About the Author
Stephany joined the RentReporters Marketing Team in 2021.
In March 2020, the Los Angeles County Board of Supervisors adopted the Los Angeles County COVID-19 Tenant Protections Resolution, which prohibits rent increases, among many other things. As a result, landlords in Los Angeles are forbidden from raising the cost of more than 650,000 rent-stabilized units, which represents nearly three-quarters of L.A.’s apartment stock. This will last, as of now, until 2023. However, this may last longer.
While tenants rejoice in having this policy in place, landlords struggle to pay mortgage and utilities. In addition, the cost for labor, services, repairs, and materials has significantly increased, which makes it even more difficult for landlords.
The median rent across recently leased apartments in Los Angeles is $1,947 a month, reported by Apartment List in November 2021, a 15% increase compared to the beginning of the year, which was at $1,697 on January 2021. However, the city’s rent stabilization ordinance applies to rental properties built on or before October 1, 1978. But this changed when the mayor’s emergency order went into effect.
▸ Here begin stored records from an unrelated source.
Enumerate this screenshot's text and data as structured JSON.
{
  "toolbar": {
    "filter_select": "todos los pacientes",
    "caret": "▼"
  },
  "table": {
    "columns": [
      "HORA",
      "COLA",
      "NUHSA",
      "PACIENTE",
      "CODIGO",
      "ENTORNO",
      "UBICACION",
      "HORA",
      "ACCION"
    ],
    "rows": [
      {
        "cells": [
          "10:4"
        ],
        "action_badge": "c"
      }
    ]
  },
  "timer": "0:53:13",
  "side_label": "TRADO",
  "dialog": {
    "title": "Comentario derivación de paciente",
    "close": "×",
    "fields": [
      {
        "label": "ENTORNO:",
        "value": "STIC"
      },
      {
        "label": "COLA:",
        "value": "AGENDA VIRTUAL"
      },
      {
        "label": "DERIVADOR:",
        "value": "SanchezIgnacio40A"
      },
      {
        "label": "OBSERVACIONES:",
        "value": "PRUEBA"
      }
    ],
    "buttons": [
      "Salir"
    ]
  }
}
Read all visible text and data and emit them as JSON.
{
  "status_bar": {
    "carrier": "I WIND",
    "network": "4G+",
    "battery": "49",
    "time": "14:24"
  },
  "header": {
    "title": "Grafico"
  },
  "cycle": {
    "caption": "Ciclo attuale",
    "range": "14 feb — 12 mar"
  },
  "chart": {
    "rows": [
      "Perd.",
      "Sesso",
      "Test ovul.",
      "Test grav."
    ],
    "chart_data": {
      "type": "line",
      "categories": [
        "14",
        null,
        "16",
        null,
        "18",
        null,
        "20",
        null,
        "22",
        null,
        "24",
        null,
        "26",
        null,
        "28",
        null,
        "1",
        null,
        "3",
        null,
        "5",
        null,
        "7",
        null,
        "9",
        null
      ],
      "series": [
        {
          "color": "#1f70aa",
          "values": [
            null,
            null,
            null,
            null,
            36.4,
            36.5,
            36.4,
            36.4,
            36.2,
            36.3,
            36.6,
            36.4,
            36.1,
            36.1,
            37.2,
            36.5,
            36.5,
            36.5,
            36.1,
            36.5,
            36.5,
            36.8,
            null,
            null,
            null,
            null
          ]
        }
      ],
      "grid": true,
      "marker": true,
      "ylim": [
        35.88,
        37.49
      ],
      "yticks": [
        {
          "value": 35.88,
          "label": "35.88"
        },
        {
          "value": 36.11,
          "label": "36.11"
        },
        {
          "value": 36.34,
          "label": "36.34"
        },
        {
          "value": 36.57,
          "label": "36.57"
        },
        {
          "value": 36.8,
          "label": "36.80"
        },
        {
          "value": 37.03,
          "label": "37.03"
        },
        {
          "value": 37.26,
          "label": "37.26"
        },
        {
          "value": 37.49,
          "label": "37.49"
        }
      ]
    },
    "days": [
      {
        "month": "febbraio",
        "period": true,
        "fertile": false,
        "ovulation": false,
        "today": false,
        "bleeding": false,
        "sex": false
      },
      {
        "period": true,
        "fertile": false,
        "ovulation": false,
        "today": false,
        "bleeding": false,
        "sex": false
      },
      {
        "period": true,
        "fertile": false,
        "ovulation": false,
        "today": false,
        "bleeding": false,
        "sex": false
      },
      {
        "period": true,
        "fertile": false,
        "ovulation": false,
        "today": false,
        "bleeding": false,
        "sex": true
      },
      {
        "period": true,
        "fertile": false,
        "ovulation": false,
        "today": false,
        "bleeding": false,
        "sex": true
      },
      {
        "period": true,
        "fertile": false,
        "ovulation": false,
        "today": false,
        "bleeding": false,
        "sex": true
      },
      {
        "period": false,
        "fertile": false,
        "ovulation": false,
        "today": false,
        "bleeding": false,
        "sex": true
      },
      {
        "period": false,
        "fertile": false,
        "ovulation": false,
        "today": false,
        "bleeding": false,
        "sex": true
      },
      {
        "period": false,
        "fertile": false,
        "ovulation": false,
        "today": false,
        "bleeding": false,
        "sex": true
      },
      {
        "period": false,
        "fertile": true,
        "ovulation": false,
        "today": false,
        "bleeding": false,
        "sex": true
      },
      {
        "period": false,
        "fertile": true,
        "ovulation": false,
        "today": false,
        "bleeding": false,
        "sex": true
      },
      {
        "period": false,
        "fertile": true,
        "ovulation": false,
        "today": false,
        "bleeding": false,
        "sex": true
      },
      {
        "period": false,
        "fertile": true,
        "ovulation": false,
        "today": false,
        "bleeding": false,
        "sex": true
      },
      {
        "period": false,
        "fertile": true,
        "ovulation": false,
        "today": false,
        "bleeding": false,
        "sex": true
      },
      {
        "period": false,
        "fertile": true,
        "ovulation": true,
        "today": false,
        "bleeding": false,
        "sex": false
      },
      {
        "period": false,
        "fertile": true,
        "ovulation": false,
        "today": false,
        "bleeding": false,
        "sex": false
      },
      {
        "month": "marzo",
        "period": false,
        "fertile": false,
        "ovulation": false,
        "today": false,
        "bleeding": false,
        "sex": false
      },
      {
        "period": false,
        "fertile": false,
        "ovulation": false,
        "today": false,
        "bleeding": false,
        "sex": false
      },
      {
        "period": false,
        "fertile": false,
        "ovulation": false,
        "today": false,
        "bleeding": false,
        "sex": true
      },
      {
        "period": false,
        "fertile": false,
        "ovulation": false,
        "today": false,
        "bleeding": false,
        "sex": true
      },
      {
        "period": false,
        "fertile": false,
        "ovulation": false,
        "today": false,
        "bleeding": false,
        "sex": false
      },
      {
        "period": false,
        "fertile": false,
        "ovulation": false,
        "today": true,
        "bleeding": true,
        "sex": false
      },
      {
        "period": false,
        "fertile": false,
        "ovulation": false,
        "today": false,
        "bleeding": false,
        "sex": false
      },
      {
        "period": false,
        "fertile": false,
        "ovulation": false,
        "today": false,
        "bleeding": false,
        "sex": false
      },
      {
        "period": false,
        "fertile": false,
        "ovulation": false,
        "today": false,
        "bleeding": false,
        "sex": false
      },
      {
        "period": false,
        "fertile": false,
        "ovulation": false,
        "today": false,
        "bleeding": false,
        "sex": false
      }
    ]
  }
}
This made it the first time under the city’s current rent control laws that landlords have been blocked from increases in more than four decades. Landlords can charge whatever they want for apartments once a tenant vacates.
This is also happening in cities like San Francisco, with landlords unable to raise prices in rent-controlled apartments for six months, starting at the beginning of the pandemic, but these policies have continued ever since. In New York City, tenants in about 1 million rent-stabilized apartments who signed one-year lease renewals will get their first rent increase since the pandemic began. Washington, D.C. is prohibiting rent hikes in all apartments citywide, but this expires at the end of this month.
Landlords are concerned about the rent hike ban and have spoken to the L.A. city housing officials, but officials have not shown any signs of removing the ban. On the other hand, complaints from tenants about rent increases have decreased.
Even with these policies, tenants in Los Angeles still struggle, especially lower-income workers in the leisure and hospitality industries. Rental assistance is in high demand, and low-income tenants across the nation are eligible for $5.2 billion in federal funding to pay previously owed and future rent. State housing officials expect to exhaust that amount and count on the federal government to reallocate dollars from other states that haven’t had the same demand.
L.A. city officials said tenants had received about $635 million from rental assistance programs. More than half of the beneficiaries made less than $35,450 for a family of four or an equivalent income for households of other sizes. This money does take time for families to receive. However, State officials say they’re moving money quicker since the program began in March, and they expect to send out an additional $1 billion in the next three months.